The 'radical': √
There are no explicit symbols. The non-negative square toot is called the principal square root.
No negative number can have a real square root.In math and engineering, the symbol ' i ' is used to representthe square root of -1 .Then the square root of -19 can be written as 4.3589 i (rounded).
Because there is no "real" sqrt of a negative number, i is used as a symbol, eg sqrt -4 = 2i
Actually a negative number can be under a square root symbol. This becomes very useful in electrical calculations. The square root of -1 is j. That is, j2 = -1.
Yes, but it's not real. The symbol i is used to designate the square root of negative one.
i is the symbol for an imaginary number, a complex number with the property i2=-1. The square root of a negative number is the square root times i. For example, the square root of -9 = 3i.
The negative square root of a number is expressed as -√n or -n^½. The question probably may refer to the square root of a negative number. In mathematics there is an identity i² = -1 so that i = √-1 The square root of a negative number can be shown in several ways. For Example : √-36 = √( -1 x 36) = √-1 x √36 The square root of 36 is ±6, and the square root of -1 is i. The solution to √-36 is therefore ±6i.
The radical symbol ( âˆš ) followed by a line above what's in the radical, designates positive square root.
A symbol to help people
Square roots of negative numbers are what are called imaginary numbers.
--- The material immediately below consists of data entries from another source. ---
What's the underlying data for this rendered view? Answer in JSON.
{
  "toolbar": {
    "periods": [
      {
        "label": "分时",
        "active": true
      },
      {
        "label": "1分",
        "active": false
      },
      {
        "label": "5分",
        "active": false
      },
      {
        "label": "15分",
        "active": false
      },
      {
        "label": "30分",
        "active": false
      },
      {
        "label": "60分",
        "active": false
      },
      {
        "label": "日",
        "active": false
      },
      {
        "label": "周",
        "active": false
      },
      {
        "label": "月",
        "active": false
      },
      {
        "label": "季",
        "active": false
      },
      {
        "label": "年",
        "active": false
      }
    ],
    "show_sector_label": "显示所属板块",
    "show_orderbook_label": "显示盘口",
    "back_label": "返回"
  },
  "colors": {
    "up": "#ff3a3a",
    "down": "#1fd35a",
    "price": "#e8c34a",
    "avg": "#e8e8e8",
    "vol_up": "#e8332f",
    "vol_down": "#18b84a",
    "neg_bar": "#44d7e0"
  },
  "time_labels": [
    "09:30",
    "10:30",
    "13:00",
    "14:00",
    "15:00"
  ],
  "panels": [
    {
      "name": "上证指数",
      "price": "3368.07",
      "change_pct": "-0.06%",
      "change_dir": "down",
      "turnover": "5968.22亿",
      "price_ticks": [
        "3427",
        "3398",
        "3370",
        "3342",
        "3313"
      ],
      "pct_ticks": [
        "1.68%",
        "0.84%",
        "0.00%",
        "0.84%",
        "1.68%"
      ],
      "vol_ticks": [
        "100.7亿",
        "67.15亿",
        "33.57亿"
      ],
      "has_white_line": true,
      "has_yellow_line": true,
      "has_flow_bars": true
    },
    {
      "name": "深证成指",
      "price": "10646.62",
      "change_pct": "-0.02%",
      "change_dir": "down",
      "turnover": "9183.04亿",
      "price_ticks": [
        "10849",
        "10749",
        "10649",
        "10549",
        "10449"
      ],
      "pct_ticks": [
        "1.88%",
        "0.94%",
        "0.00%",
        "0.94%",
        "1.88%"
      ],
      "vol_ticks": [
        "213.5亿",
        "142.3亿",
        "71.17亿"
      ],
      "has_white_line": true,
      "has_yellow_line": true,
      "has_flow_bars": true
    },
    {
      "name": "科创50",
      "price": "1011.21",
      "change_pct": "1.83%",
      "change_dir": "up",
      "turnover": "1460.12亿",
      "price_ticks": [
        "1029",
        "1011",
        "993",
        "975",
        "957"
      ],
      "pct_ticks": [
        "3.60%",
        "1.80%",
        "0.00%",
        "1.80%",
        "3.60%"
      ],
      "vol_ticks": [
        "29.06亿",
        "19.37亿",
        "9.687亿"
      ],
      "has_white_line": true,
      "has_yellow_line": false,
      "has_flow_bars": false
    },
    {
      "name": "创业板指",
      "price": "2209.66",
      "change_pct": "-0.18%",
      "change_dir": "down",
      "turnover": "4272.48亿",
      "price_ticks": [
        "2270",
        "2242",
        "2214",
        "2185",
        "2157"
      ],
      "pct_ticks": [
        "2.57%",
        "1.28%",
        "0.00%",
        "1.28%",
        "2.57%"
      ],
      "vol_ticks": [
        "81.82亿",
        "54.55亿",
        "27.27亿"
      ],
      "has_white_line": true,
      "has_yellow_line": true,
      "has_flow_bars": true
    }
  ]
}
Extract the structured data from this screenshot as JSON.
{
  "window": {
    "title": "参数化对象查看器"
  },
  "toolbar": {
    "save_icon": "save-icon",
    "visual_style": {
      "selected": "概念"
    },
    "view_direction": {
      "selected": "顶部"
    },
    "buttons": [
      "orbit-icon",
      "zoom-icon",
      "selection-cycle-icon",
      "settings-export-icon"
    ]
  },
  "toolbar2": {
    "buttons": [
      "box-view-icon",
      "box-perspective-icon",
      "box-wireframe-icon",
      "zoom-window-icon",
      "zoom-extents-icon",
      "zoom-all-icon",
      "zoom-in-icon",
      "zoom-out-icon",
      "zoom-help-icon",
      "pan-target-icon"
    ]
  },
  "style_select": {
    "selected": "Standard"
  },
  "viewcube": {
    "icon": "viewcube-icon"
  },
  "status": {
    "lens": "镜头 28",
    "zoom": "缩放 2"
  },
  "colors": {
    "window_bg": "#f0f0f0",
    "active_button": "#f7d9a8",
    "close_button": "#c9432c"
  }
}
The building block of imaginary numbers is the symbol i which is defined as the square root of negative 1. The square root of other negative numbers can be expressed using i. For example, the square root of negative sixteen is 4i, the square root of negative nine is 3i and so on.
The symbol "i" is an imaginary number used in algebra, equal to the square root of negative one.
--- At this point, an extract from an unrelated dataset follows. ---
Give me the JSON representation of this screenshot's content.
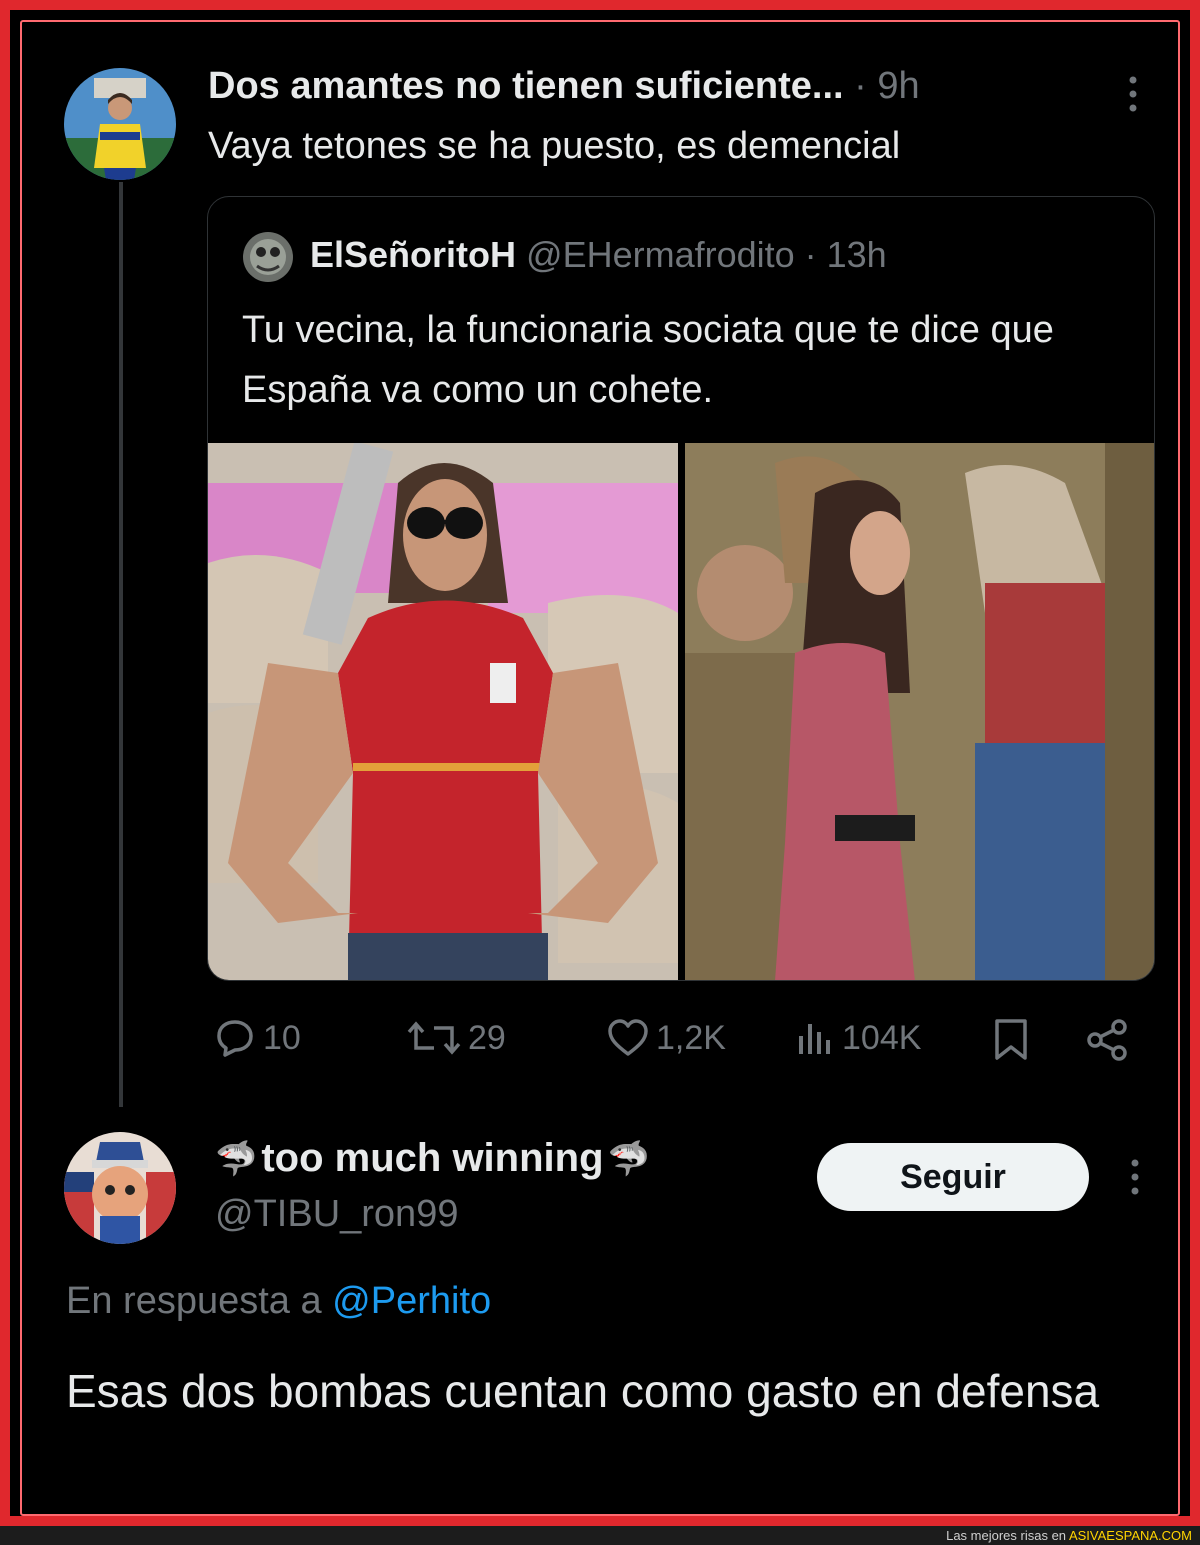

Engineers and scientists do work with square roots of negative numbers, but when they do, the square root is called an "imaginary" number, and they need a special symbol for it. For our purposes, and the level of math typically encountered here on WikiAnswers, the best answer is simply to point out that you can't find any number which, when you multiply it by itself, gives you a negative answer, so there's no such thing as the square root of a negative number.
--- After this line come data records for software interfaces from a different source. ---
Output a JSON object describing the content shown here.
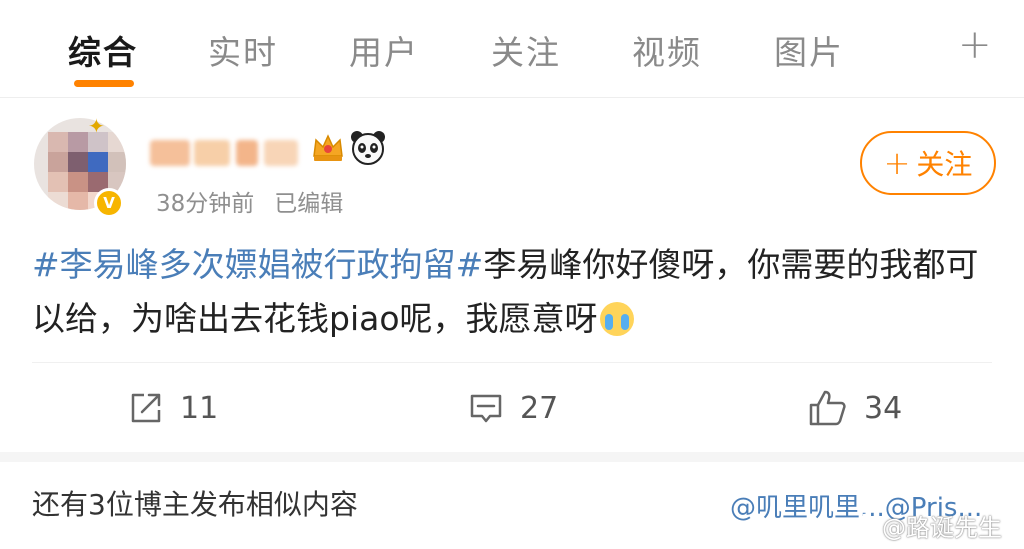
{
  "tabs": [
    {
      "label": "综合",
      "active": true
    },
    {
      "label": "实时"
    },
    {
      "label": "用户"
    },
    {
      "label": "关注"
    },
    {
      "label": "视频"
    },
    {
      "label": "图片"
    }
  ],
  "tabs_add_label": "+",
  "post": {
    "time": "38分钟前",
    "edited": "已编辑",
    "follow_label": "关注",
    "hashtag": "#李易峰多次嫖娼被行政拘留#",
    "text": "李易峰你好傻呀，你需要的我都可以给，为啥出去花钱piao呢，我愿意呀"
  },
  "actions": {
    "repost_count": "11",
    "comment_count": "27",
    "like_count": "34"
  },
  "similar": {
    "text": "还有3位博主发布相似内容",
    "users": "@叽里叽里...@Pris..."
  },
  "watermark": "@路诞先生",
  "colors": {
    "accent": "#ff8200",
    "link": "#4a7eb8"
  }
}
The symbol you should be looking for is " √ ".
The atomic number.
Technically, you can. The set of imaginary numbers contains i, the symbol for the square root of negative one. But in the real world, a square is something multiplied by itself. You can't find two of the same things that will multiply to create a negative number.
The mass number
It's a little hard to be sure what you mean by this question without seeing what you are looking at. I can think of two likely possibilities: 1. A number which is the same size as the square root symbol and written at the same level but located just in front of the symbol. This would just be a multiplier. 2. A smaller, superscripted number, possibly tucked into the angle at the front of the square root symbol. In this case, it isn't really a square root symbol anymore. It's a symbol for the root indicated by the superscriped number. For instance, if the superscripted number is a three and the number inside the root symbol is 8, this would represent the cube root of 8, or 2 (2x2x2=8).
If a is any number, then a squared = (-a) squared, so one might say that a and -a are both square roots of a squared. However, the square root symbol always means the positive square root.
the symbol scientists use to represent the atomic mass number is the letter U.
Charge is charge, q. If you want it negative just add "-" by its value; some use -q to represent negative charges, too.